Entries provided below:
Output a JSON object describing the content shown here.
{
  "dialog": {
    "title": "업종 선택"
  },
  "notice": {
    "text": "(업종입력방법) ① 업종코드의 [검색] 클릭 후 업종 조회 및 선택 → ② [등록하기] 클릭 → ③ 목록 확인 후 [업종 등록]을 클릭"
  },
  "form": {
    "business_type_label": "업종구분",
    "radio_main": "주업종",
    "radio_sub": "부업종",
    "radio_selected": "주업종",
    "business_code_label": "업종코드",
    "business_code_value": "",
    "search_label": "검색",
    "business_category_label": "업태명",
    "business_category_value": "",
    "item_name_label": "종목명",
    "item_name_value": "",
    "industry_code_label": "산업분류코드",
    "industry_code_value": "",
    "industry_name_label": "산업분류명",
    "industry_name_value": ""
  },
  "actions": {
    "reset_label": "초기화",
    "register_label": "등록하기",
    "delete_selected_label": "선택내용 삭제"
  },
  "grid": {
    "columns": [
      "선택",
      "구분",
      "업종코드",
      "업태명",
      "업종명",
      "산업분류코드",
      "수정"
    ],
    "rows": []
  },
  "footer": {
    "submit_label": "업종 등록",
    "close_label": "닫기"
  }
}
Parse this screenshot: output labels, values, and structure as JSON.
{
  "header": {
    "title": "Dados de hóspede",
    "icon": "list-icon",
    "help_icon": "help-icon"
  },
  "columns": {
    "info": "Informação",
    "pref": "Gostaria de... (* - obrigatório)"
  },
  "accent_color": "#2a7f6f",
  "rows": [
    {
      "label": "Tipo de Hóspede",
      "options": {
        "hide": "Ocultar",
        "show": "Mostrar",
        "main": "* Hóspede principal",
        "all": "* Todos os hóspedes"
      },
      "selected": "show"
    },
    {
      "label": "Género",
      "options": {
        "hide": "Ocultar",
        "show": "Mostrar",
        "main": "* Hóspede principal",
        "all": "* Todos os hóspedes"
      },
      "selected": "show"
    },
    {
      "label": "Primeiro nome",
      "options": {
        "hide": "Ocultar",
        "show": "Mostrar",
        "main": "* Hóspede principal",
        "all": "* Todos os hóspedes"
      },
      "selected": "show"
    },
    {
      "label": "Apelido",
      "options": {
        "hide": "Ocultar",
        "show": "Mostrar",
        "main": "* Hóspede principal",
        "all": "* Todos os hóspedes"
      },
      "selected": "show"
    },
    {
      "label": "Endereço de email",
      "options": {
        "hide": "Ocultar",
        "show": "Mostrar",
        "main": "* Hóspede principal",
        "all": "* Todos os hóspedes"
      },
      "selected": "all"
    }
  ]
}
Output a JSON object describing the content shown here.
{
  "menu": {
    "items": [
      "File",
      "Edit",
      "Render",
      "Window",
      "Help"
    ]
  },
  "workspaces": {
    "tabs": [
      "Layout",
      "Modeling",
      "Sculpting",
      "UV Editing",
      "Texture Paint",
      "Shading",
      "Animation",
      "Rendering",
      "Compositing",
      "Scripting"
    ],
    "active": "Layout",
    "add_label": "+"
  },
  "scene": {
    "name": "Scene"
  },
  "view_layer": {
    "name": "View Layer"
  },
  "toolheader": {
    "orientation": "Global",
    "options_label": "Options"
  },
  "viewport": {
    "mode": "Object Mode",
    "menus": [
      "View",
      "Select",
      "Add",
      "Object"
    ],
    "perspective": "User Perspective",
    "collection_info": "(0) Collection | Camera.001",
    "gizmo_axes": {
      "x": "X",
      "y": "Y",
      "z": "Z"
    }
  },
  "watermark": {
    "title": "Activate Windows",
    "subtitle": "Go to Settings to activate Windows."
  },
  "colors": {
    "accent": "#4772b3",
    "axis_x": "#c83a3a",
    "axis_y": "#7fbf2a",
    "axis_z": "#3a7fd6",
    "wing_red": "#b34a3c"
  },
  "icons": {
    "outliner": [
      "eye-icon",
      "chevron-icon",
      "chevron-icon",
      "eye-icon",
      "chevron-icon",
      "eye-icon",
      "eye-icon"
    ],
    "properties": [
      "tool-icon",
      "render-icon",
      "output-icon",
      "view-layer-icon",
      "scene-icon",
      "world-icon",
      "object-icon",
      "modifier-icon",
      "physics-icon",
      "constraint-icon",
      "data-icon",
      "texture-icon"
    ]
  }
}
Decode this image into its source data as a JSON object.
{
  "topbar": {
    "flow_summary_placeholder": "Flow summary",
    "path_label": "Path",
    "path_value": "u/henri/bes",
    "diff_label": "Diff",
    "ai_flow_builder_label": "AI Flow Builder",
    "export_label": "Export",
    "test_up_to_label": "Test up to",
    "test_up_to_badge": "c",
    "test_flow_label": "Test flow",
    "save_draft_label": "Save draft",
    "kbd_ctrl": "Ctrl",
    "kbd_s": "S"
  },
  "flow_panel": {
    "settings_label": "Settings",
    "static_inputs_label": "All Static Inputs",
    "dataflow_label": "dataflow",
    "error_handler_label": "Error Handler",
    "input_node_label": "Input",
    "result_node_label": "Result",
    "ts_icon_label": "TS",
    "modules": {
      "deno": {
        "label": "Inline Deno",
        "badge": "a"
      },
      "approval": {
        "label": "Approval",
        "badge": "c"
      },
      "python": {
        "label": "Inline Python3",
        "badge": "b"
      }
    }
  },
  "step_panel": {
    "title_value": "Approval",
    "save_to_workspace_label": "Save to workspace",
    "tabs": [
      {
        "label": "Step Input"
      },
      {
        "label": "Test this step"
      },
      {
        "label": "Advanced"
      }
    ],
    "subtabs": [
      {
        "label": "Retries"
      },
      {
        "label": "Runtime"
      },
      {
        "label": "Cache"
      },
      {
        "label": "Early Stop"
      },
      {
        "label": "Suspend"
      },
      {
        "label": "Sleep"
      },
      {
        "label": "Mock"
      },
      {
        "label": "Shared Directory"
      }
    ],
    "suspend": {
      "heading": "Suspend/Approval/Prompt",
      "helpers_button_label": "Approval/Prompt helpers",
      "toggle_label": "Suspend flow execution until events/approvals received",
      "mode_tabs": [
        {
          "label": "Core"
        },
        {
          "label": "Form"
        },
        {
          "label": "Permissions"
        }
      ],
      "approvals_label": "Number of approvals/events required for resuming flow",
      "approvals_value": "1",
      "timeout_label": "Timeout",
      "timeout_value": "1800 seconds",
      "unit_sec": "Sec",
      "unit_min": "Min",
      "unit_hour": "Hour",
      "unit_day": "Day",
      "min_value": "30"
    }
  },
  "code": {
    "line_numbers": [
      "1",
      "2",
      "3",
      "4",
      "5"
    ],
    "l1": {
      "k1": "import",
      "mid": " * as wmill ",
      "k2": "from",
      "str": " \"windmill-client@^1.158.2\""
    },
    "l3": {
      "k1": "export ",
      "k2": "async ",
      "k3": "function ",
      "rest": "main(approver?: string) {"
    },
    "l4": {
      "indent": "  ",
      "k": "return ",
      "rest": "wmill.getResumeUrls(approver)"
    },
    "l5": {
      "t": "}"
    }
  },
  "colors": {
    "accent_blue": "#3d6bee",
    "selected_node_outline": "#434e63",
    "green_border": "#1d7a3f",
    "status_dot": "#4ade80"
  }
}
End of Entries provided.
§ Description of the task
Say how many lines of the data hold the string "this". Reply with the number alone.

§ Task answer
3